Material for this exercise below:

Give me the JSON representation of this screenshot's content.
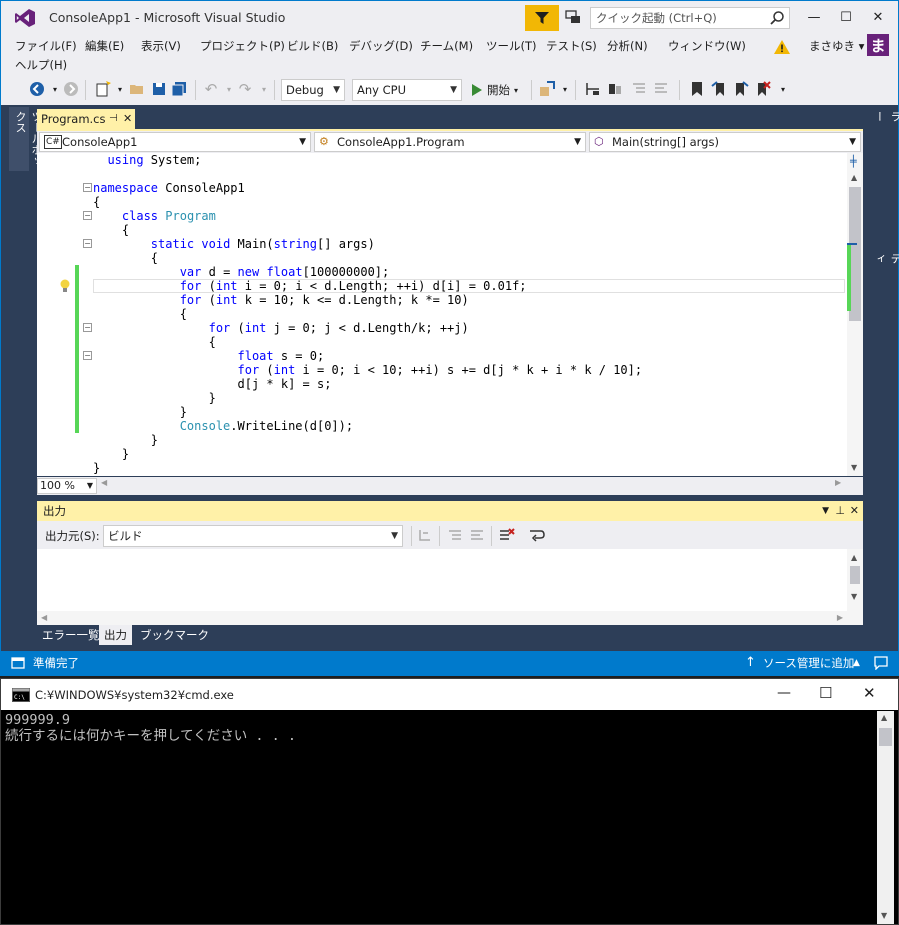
{
  "window": {
    "title": "ConsoleApp1 - Microsoft Visual Studio",
    "quick_launch_placeholder": "クイック起動 (Ctrl+Q)",
    "minimize": "—",
    "maximize": "☐",
    "close": "✕"
  },
  "menu": {
    "items": [
      "ファイル(F)",
      "編集(E)",
      "表示(V)",
      "プロジェクト(P)",
      "ビルド(B)",
      "デバッグ(D)",
      "チーム(M)",
      "ツール(T)",
      "テスト(S)",
      "分析(N)",
      "ウィンドウ(W)"
    ],
    "help": "ヘルプ(H)",
    "user": "まさゆき",
    "avatar": "ま"
  },
  "toolbar": {
    "config": "Debug",
    "platform": "Any CPU",
    "start_label": "開始"
  },
  "toolbox_label": "ツールボックス",
  "right_panels": {
    "solution_explorer": "ソリューション エクスプローラー",
    "properties": "プロパティ"
  },
  "editor": {
    "tab_label": "Program.cs",
    "nav_project": "ConsoleApp1",
    "nav_class": "ConsoleApp1.Program",
    "nav_member": "Main(string[] args)",
    "zoom": "100 %"
  },
  "output": {
    "title": "出力",
    "source_label": "出力元(S):",
    "source_value": "ビルド"
  },
  "bottom_tabs": [
    "エラー一覧",
    "出力",
    "ブックマーク"
  ],
  "status": {
    "ready": "準備完了",
    "source_control": "ソース管理に追加"
  },
  "cmd": {
    "title": "C:¥WINDOWS¥system32¥cmd.exe",
    "line1": "999999.9",
    "line2": "続行するには何かキーを押してください . . ."
  },
  "colors": {
    "accent": "#007acc",
    "filter_yellow": "#f2b705",
    "tab_yellow": "#fff1a8",
    "avatar_purple": "#68217a"
  }
}
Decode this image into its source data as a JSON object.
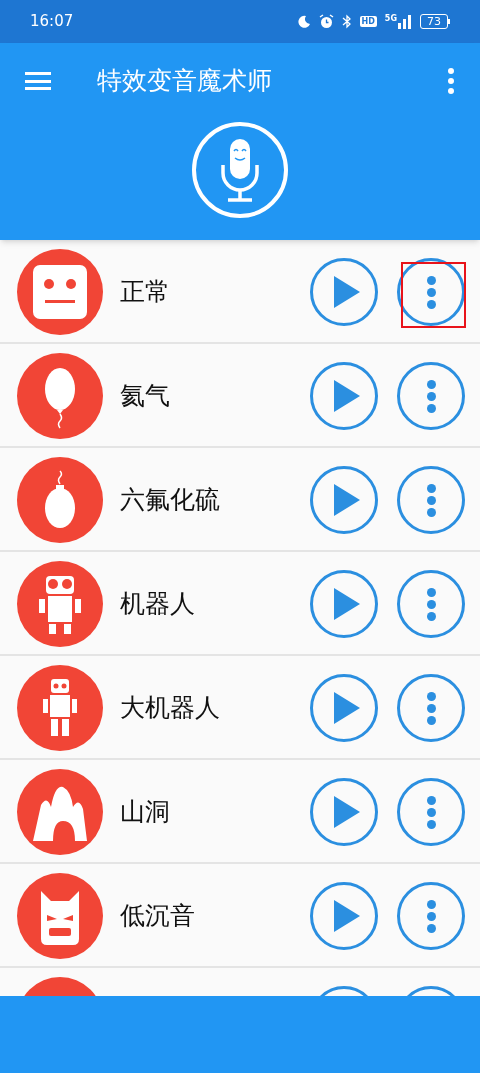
{
  "status_bar": {
    "time": "16:07",
    "network_badge": "HD",
    "network_type": "5G",
    "battery": "73"
  },
  "app_bar": {
    "title": "特效变音魔术师"
  },
  "effects": [
    {
      "name": "正常",
      "kind": "face",
      "more_highlighted": true
    },
    {
      "name": "氦气",
      "kind": "balloon",
      "more_highlighted": false
    },
    {
      "name": "六氟化硫",
      "kind": "bomb",
      "more_highlighted": false
    },
    {
      "name": "机器人",
      "kind": "robot",
      "more_highlighted": false
    },
    {
      "name": "大机器人",
      "kind": "tall-robot",
      "more_highlighted": false
    },
    {
      "name": "山洞",
      "kind": "cave",
      "more_highlighted": false
    },
    {
      "name": "低沉音",
      "kind": "mask",
      "more_highlighted": false
    },
    {
      "kind": "blank"
    }
  ]
}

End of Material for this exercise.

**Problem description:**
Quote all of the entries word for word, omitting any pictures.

**Problem solution:**
Give me the JSON representation of this screenshot's content.
{
  "window": {
    "title": "ConsoleApp1 - Microsoft Visual Studio",
    "quick_launch_placeholder": "クイック起動 (Ctrl+Q)",
    "minimize": "—",
    "maximize": "☐",
    "close": "✕"
  },
  "menu": {
    "items": [
      "ファイル(F)",
      "編集(E)",
      "表示(V)",
      "プロジェクト(P)",
      "ビルド(B)",
      "デバッグ(D)",
      "チーム(M)",
      "ツール(T)",
      "テスト(S)",
      "分析(N)",
      "ウィンドウ(W)"
    ],
    "help": "ヘルプ(H)",
    "user": "まさゆき",
    "avatar": "ま"
  },
  "toolbar": {
    "config": "Debug",
    "platform": "Any CPU",
    "start_label": "開始"
  },
  "toolbox_label": "ツールボックス",
  "right_panels": {
    "solution_explorer": "ソリューション エクスプローラー",
    "properties": "プロパティ"
  },
  "editor": {
    "tab_label": "Program.cs",
    "nav_project": "ConsoleApp1",
    "nav_class": "ConsoleApp1.Program",
    "nav_member": "Main(string[] args)",
    "zoom": "100 %"
  },
  "output": {
    "title": "出力",
    "source_label": "出力元(S):",
    "source_value": "ビルド"
  },
  "bottom_tabs": [
    "エラー一覧",
    "出力",
    "ブックマーク"
  ],
  "status": {
    "ready": "準備完了",
    "source_control": "ソース管理に追加"
  },
  "cmd": {
    "title": "C:¥WINDOWS¥system32¥cmd.exe",
    "line1": "999999.9",
    "line2": "続行するには何かキーを押してください . . ."
  },
  "colors": {
    "accent": "#007acc",
    "filter_yellow": "#f2b705",
    "tab_yellow": "#fff1a8",
    "avatar_purple": "#68217a"
  }
}
Decode this image into its source data as a JSON object.
{
  "status_bar": {
    "time": "16:07",
    "network_badge": "HD",
    "network_type": "5G",
    "battery": "73"
  },
  "app_bar": {
    "title": "特效变音魔术师"
  },
  "effects": [
    {
      "name": "正常",
      "kind": "face",
      "more_highlighted": true
    },
    {
      "name": "氦气",
      "kind": "balloon",
      "more_highlighted": false
    },
    {
      "name": "六氟化硫",
      "kind": "bomb",
      "more_highlighted": false
    },
    {
      "name": "机器人",
      "kind": "robot",
      "more_highlighted": false
    },
    {
      "name": "大机器人",
      "kind": "tall-robot",
      "more_highlighted": false
    },
    {
      "name": "山洞",
      "kind": "cave",
      "more_highlighted": false
    },
    {
      "name": "低沉音",
      "kind": "mask",
      "more_highlighted": false
    },
    {
      "kind": "blank"
    }
  ]
}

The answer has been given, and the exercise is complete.